On the critical question of the progress of the Iraqi military, the president was particularly optimistic, and misleading. He said, for instance, that Iraqi security forces control major areas, including the northern and southern provinces and cities like Najaf. That's true if you believe a nation can be built out of a change of clothing: these forces are based on party and sectarian militias that have controlled many of these same areas since the fall of Saddam Hussein but now wear Iraqi Army uniforms. In other regions, the most powerful Iraqi security forces are rogue militias that refuse to disarm and have on occasion turned their guns against American troops, like Moktada al-Sadr's Mahdi Army.

Mr. Bush's vision of the next big step is equally troubling: training Iraqi forces well enough to free American forces for more of the bloody and ineffective search-and-destroy sweeps that accomplish little beyond alienating the populace.

What Americans wanted to hear was a genuine counterinsurgency plan, perhaps like one proposed by Andrew F. Krepinevich Jr., a leading writer on military strategy: find the most secure areas with capable Iraqi forces. Embed American trainers with those forces and make the region safe enough to spend money on reconstruction, thus making friends and draining the insurgency. Then slowly expand those zones and withdraw American forces.

Americans have been clamoring for believable goals in Iraq, but Mr. Bush stuck to his notion of staying until "total victory." His strategy document defines that as an Iraq that "has defeated the terrorists and neutralized the insurgency"; is "peaceful, united, stable, democratic and secure"; and is a partner in the war on terror, an integral part of the international community, and "an engine for regional economic growth and proving the fruits of democratic governance to the region."

That may be the most grandiose set of ambitions for the region since the vision of Nebuchadnezzar's son Belshazzar, who saw the hand writing on the wall. Mr. Bush hates comparisons between Vietnam and Iraq. But after watching the president, we couldn't resist reading Richard Nixon's 1969 Vietnamization speech. Substitute the Iraqi constitutional process for the Paris peace talks, and Mr. Bush's ideas about the Iraqi Army are not much different from Nixon's plans - except Nixon admitted the war was going very badly (which was easier for him to do because he didn't start it), and he was very clear about the risks and huge sacrifices ahead.

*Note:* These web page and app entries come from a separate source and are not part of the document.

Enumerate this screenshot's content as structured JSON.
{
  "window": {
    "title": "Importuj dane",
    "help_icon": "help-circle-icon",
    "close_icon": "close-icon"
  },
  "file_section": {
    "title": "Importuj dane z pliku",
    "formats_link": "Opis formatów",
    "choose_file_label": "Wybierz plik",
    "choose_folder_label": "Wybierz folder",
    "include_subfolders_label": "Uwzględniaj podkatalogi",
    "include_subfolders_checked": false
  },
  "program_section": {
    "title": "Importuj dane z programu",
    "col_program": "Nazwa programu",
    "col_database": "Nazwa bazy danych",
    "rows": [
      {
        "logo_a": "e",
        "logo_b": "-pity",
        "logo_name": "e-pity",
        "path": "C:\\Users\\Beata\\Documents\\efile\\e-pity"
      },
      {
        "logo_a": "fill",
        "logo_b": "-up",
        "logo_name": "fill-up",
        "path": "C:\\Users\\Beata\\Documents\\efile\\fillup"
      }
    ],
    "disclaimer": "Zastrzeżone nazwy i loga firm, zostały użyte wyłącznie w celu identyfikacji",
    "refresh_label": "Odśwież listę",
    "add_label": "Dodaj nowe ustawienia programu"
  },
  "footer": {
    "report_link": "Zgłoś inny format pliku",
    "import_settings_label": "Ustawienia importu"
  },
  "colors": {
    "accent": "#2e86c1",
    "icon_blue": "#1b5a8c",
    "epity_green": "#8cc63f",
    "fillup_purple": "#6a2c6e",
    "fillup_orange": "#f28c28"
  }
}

A president who seems less in touch with reality than Richard Nixon needs to get out more.